I am having an affair with a man who i have known since my teens but he keeps going hot and cold with me. I love him very much and he knows this but he never does anything about it.Should I stay with him cause it is killing me being like this and I’m not sure what to do as I don’t want to lose him.

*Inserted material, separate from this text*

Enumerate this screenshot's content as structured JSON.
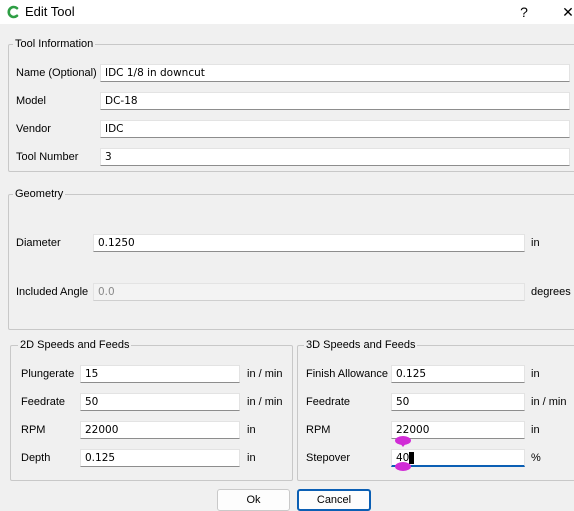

You entitled your letter to me ‘Ex Marital Affair’ and I assume that you meant Extra Marital Affair meaning that you are involved with a married man who goes hot and cold. You also said that while he knows that you love him he never does anything about it meaning–I presume–that he doesn’t leave his wife to be with you.You have asked me what you should do because you are immobilized by your own conflict. On the one hand you are suffering in this relationship, but on the other hand you are not ready to walk away since you don’t want to lose him. It’s not my place to tell you what to do. It’s my role to help you understand yourself better so that you are freer to make the right decision for yourself.The first thing you need to understand is why you have allowed yourself to become attached to a man who isn’t available and who can’t give you the love you crave. If I had to guess I would say that you have unconsciously recreated a relationship that you experienced during your childhood years. I suspect that you craved the love of a parent who was unavailable or who blew hot and cold.If you’ve been reading my column for a while, you are familiar with the term repetition compulsion, which refers to the unconscious craving to recreate painful childhood traumas with the hope of healing them. Sigmund Freud was the first to recognize the way people use the process of repetition to try to work through trauma.A mother brought in her little boy for a consultation with Freud. The mother left the office and the boy, who was upset, went to the window and waved goodbye to his mother. Throughout the session, the boy kept returning to the window and waving at his mother who was long gone. Freud then realized that the boy was revisiting the trauma of his mother’s leaving in an effort to master his feelings.You are caught in your own repetition compulsion. The first step of the compulsion is to choose a partner who will help you to recreate the most painful aspects of your childhood. In your case, you have chosen a man who can’t give to you. The problem with repetition compulsions is that they don’t ever provide healing, precisely because the people that we choose are so much like the parents that let us down that they can’t give to us what we need any more than our parents could.So, instead of achieving what a happy ending to your childhood trauma, you just end up being retraumatized over and over again. The only way to heal your early wounds is to choose someone who is capable of giving you the love you have craved since you were young.I understand that you don’t want to give this man up. To do so would feel like giving up any hope of healing the little girl inside yourself. What you need to do is actively work on healing that girl.The best way to accomplish this is to establish a therapeutic relationship that provides you with the kind of emotional nourishment you are starved for. Individual therapy and/or group therapy is the ticket for you. As you form ties to people who can and do give to you, you will become too healthy to tolerate this sorry substitute for a relationship that you are now caught in.